Anyone with a modicum of common sense knew the denials coming out of the White House and Democratic Party were about as absurd as pineapple on pizza. Nevertheless, they persisted despite the fact that they weren’t fooling anyone who didn’t already want to be fooled.
Conservatives and Republicans rightly pointed out that many were refusing to go back to work as the pandemic waned because they were being paid more to stay home and get their money’s worth out of their couches. Indeed, small businesses suffered due to having limited staff. Some companies offered payouts to people simply for coming in for an interview.
Democrats insisted that the high jobless numbers were due to concerns over the coronavirus pandemic and continued school closures. While these certainly played a part, many rightly pointed out that the impact of unemployment benefits could not be so easily dismissed given that it was likely the chief reason in many states.
Late last month, the trajectory of jobless numbers seemed to bear out the idea that the enhanced government welfare scheme was to blame for higher rates of unemployment. The Wall Street Journal reported that the number of people using unemployment benefits fell “at a faster rate in Missouri and 21 other states” that canceled the enhanced federal benefits.
But now, new data is further illustrating what many already knew: As more states get rid of the enhanced welfare payments, people would go back to work. The Department of Labor published a report last week showing that continuing claims for benefits dropped for the second week in a row in the week ending July 3.
Continuing claims are those that are made after the initial filing for unemployment benefits. In this week, the numbers fell by 126,000. The week before, claims fell by about 117,000. Breitbart News noted:
The decline brought continuing claims down to 3,241,000, the lowest level since March 21, 2020 when it was 3,094,000.
The four-week moving average, which smooths out week-to-week volatility, fell 71,750 to 3,376,000, the lowest level for this average since March 21, 2020, when it was 2,071,750.

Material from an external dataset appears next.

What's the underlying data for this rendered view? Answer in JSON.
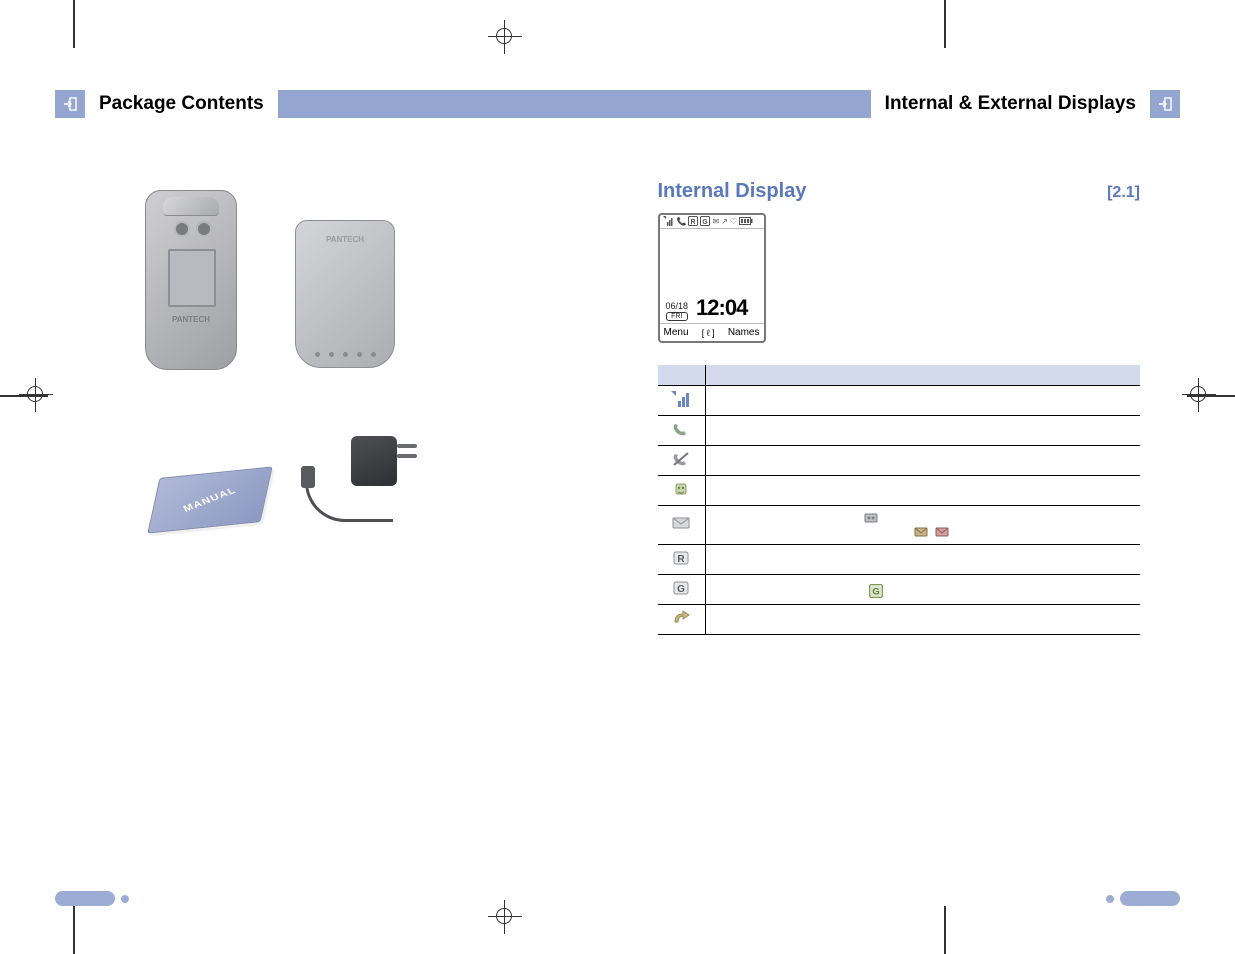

About two dozen states, the majority of which are led by Republican governors or right-leaning state legislatures, terminated their federal unemployment benefits earlier than the Sept. 5 deadline. The left has attempted to push back through the court system. Breitbart News noted that federal courts in Indiana and Maryland ordered state governments to keep paying the federal unemployment benefits, which amount to an extra $300 per week.
Not only has the government welfare program slowed a much-needed economic rebound and kept people out of work, but there is also evidence that it has contributed to the record number of drug overdose deaths that occurred last year. The problems go far beyond jobless numbers.
Still, despite the left’s best efforts to ensure that more people remain dependent on the government, it appears more states will begin easing off the federal dole as they realize the importance of getting people back to work. It seems the Democrats might need to concoct new ideas to encourage more Americans to become reliant on the state.